• _WHAT TO PRODUCE_: Repeat each entry below without omitting a single word.
===== RAW DATA =====
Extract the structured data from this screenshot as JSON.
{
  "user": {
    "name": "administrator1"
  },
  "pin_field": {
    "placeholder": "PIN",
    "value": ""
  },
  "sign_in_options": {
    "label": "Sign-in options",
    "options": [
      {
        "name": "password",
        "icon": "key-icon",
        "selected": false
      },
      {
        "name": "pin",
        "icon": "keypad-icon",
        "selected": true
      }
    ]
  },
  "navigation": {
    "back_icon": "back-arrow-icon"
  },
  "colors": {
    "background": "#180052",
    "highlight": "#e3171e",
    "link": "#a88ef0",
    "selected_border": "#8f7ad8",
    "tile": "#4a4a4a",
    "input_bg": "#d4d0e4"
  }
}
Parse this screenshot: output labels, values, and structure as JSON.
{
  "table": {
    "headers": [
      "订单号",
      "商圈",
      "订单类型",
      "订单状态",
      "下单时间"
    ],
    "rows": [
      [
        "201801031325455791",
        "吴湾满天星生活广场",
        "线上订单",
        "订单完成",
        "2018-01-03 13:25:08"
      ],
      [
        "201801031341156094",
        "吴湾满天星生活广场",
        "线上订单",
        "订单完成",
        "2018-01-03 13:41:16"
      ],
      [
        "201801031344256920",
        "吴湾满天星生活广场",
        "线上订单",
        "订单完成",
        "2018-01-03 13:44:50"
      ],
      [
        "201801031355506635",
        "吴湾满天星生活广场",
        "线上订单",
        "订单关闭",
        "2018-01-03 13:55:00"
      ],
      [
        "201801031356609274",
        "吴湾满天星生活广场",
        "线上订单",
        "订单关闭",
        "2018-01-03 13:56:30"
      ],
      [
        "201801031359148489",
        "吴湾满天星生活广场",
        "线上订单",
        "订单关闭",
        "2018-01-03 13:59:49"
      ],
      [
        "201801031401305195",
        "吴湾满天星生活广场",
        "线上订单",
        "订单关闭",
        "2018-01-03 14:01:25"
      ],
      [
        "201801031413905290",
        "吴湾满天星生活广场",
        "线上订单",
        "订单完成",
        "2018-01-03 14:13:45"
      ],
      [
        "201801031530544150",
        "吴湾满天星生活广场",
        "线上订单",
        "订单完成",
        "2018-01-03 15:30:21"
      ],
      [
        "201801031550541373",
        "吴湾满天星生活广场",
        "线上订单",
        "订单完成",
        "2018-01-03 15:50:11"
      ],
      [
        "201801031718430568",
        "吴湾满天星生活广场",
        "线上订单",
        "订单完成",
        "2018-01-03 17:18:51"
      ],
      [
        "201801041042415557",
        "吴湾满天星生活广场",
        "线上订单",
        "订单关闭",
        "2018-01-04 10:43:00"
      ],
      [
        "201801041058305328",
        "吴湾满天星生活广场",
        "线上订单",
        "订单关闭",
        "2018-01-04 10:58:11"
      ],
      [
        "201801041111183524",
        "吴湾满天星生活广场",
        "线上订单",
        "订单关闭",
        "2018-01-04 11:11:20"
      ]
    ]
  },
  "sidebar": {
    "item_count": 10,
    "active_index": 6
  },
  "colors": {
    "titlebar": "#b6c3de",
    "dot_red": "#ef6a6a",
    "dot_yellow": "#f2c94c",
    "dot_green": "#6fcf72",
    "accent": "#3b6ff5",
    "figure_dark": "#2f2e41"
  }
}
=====
• _SOLUTION FOR THIS TASK_:
Extract the structured data from this screenshot as JSON.
{
  "user": {
    "name": "administrator1"
  },
  "pin_field": {
    "placeholder": "PIN",
    "value": ""
  },
  "sign_in_options": {
    "label": "Sign-in options",
    "options": [
      {
        "name": "password",
        "icon": "key-icon",
        "selected": false
      },
      {
        "name": "pin",
        "icon": "keypad-icon",
        "selected": true
      }
    ]
  },
  "navigation": {
    "back_icon": "back-arrow-icon"
  },
  "colors": {
    "background": "#180052",
    "highlight": "#e3171e",
    "link": "#a88ef0",
    "selected_border": "#8f7ad8",
    "tile": "#4a4a4a",
    "input_bg": "#d4d0e4"
  }
}
Parse this screenshot: output labels, values, and structure as JSON.
{
  "table": {
    "headers": [
      "订单号",
      "商圈",
      "订单类型",
      "订单状态",
      "下单时间"
    ],
    "rows": [
      [
        "201801031325455791",
        "吴湾满天星生活广场",
        "线上订单",
        "订单完成",
        "2018-01-03 13:25:08"
      ],
      [
        "201801031341156094",
        "吴湾满天星生活广场",
        "线上订单",
        "订单完成",
        "2018-01-03 13:41:16"
      ],
      [
        "201801031344256920",
        "吴湾满天星生活广场",
        "线上订单",
        "订单完成",
        "2018-01-03 13:44:50"
      ],
      [
        "201801031355506635",
        "吴湾满天星生活广场",
        "线上订单",
        "订单关闭",
        "2018-01-03 13:55:00"
      ],
      [
        "201801031356609274",
        "吴湾满天星生活广场",
        "线上订单",
        "订单关闭",
        "2018-01-03 13:56:30"
      ],
      [
        "201801031359148489",
        "吴湾满天星生活广场",
        "线上订单",
        "订单关闭",
        "2018-01-03 13:59:49"
      ],
      [
        "201801031401305195",
        "吴湾满天星生活广场",
        "线上订单",
        "订单关闭",
        "2018-01-03 14:01:25"
      ],
      [
        "201801031413905290",
        "吴湾满天星生活广场",
        "线上订单",
        "订单完成",
        "2018-01-03 14:13:45"
      ],
      [
        "201801031530544150",
        "吴湾满天星生活广场",
        "线上订单",
        "订单完成",
        "2018-01-03 15:30:21"
      ],
      [
        "201801031550541373",
        "吴湾满天星生活广场",
        "线上订单",
        "订单完成",
        "2018-01-03 15:50:11"
      ],
      [
        "201801031718430568",
        "吴湾满天星生活广场",
        "线上订单",
        "订单完成",
        "2018-01-03 17:18:51"
      ],
      [
        "201801041042415557",
        "吴湾满天星生活广场",
        "线上订单",
        "订单关闭",
        "2018-01-04 10:43:00"
      ],
      [
        "201801041058305328",
        "吴湾满天星生活广场",
        "线上订单",
        "订单关闭",
        "2018-01-04 10:58:11"
      ],
      [
        "201801041111183524",
        "吴湾满天星生活广场",
        "线上订单",
        "订单关闭",
        "2018-01-04 11:11:20"
      ]
    ]
  },
  "sidebar": {
    "item_count": 10,
    "active_index": 6
  },
  "colors": {
    "titlebar": "#b6c3de",
    "dot_red": "#ef6a6a",
    "dot_yellow": "#f2c94c",
    "dot_green": "#6fcf72",
    "accent": "#3b6ff5",
    "figure_dark": "#2f2e41"
  }
}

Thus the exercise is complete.